= Directions =
Restate the records so that not a single word differs.

--------

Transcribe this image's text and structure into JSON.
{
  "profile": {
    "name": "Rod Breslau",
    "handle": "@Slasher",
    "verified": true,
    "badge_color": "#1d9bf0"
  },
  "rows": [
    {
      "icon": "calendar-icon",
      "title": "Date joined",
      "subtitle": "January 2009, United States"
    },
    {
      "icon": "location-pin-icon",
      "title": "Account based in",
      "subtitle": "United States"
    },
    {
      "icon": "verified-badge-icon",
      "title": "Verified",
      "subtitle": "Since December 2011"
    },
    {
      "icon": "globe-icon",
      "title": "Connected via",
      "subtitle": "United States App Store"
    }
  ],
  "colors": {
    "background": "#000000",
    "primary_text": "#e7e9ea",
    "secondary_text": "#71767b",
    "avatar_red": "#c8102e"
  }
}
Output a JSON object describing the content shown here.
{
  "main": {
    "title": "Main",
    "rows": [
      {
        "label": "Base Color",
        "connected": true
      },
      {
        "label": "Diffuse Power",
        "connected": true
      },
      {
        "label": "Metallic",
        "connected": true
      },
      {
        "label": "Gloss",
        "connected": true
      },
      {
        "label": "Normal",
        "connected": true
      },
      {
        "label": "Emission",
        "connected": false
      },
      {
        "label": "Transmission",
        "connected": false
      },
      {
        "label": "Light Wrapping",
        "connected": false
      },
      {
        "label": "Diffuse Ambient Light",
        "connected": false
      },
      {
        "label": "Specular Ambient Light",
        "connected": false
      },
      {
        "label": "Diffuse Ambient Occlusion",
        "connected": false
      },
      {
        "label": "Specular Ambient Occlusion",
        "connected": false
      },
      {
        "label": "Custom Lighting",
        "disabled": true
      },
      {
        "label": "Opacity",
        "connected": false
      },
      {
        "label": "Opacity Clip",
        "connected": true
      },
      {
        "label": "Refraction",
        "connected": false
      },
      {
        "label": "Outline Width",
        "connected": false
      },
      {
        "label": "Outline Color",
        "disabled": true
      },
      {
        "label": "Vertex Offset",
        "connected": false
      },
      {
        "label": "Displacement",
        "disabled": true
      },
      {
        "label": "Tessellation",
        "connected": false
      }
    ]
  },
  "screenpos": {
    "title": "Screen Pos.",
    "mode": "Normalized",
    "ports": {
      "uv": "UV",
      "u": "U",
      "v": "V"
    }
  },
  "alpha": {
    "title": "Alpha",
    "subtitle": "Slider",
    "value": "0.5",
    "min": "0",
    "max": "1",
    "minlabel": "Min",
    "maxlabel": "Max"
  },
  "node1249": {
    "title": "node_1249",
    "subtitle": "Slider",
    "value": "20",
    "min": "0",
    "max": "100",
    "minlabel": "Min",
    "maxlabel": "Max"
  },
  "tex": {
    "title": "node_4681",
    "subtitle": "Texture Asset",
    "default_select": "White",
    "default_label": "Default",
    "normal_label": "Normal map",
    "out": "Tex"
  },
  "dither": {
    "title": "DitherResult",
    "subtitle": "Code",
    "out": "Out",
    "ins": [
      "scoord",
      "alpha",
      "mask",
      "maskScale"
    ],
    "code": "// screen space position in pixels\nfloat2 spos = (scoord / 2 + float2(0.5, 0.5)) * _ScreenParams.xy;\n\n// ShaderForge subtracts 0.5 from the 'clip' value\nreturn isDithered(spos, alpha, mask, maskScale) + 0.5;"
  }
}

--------

= Problem solution =
Transcribe this image's text and structure into JSON.
{
  "profile": {
    "name": "Rod Breslau",
    "handle": "@Slasher",
    "verified": true,
    "badge_color": "#1d9bf0"
  },
  "rows": [
    {
      "icon": "calendar-icon",
      "title": "Date joined",
      "subtitle": "January 2009, United States"
    },
    {
      "icon": "location-pin-icon",
      "title": "Account based in",
      "subtitle": "United States"
    },
    {
      "icon": "verified-badge-icon",
      "title": "Verified",
      "subtitle": "Since December 2011"
    },
    {
      "icon": "globe-icon",
      "title": "Connected via",
      "subtitle": "United States App Store"
    }
  ],
  "colors": {
    "background": "#000000",
    "primary_text": "#e7e9ea",
    "secondary_text": "#71767b",
    "avatar_red": "#c8102e"
  }
}
Output a JSON object describing the content shown here.
{
  "main": {
    "title": "Main",
    "rows": [
      {
        "label": "Base Color",
        "connected": true
      },
      {
        "label": "Diffuse Power",
        "connected": true
      },
      {
        "label": "Metallic",
        "connected": true
      },
      {
        "label": "Gloss",
        "connected": true
      },
      {
        "label": "Normal",
        "connected": true
      },
      {
        "label": "Emission",
        "connected": false
      },
      {
        "label": "Transmission",
        "connected": false
      },
      {
        "label": "Light Wrapping",
        "connected": false
      },
      {
        "label": "Diffuse Ambient Light",
        "connected": false
      },
      {
        "label": "Specular Ambient Light",
        "connected": false
      },
      {
        "label": "Diffuse Ambient Occlusion",
        "connected": false
      },
      {
        "label": "Specular Ambient Occlusion",
        "connected": false
      },
      {
        "label": "Custom Lighting",
        "disabled": true
      },
      {
        "label": "Opacity",
        "connected": false
      },
      {
        "label": "Opacity Clip",
        "connected": true
      },
      {
        "label": "Refraction",
        "connected": false
      },
      {
        "label": "Outline Width",
        "connected": false
      },
      {
        "label": "Outline Color",
        "disabled": true
      },
      {
        "label": "Vertex Offset",
        "connected": false
      },
      {
        "label": "Displacement",
        "disabled": true
      },
      {
        "label": "Tessellation",
        "connected": false
      }
    ]
  },
  "screenpos": {
    "title": "Screen Pos.",
    "mode": "Normalized",
    "ports": {
      "uv": "UV",
      "u": "U",
      "v": "V"
    }
  },
  "alpha": {
    "title": "Alpha",
    "subtitle": "Slider",
    "value": "0.5",
    "min": "0",
    "max": "1",
    "minlabel": "Min",
    "maxlabel": "Max"
  },
  "node1249": {
    "title": "node_1249",
    "subtitle": "Slider",
    "value": "20",
    "min": "0",
    "max": "100",
    "minlabel": "Min",
    "maxlabel": "Max"
  },
  "tex": {
    "title": "node_4681",
    "subtitle": "Texture Asset",
    "default_select": "White",
    "default_label": "Default",
    "normal_label": "Normal map",
    "out": "Tex"
  },
  "dither": {
    "title": "DitherResult",
    "subtitle": "Code",
    "out": "Out",
    "ins": [
      "scoord",
      "alpha",
      "mask",
      "maskScale"
    ],
    "code": "// screen space position in pixels\nfloat2 spos = (scoord / 2 + float2(0.5, 0.5)) * _ScreenParams.xy;\n\n// ShaderForge subtracts 0.5 from the 'clip' value\nreturn isDithered(spos, alpha, mask, maskScale) + 0.5;"
  }
}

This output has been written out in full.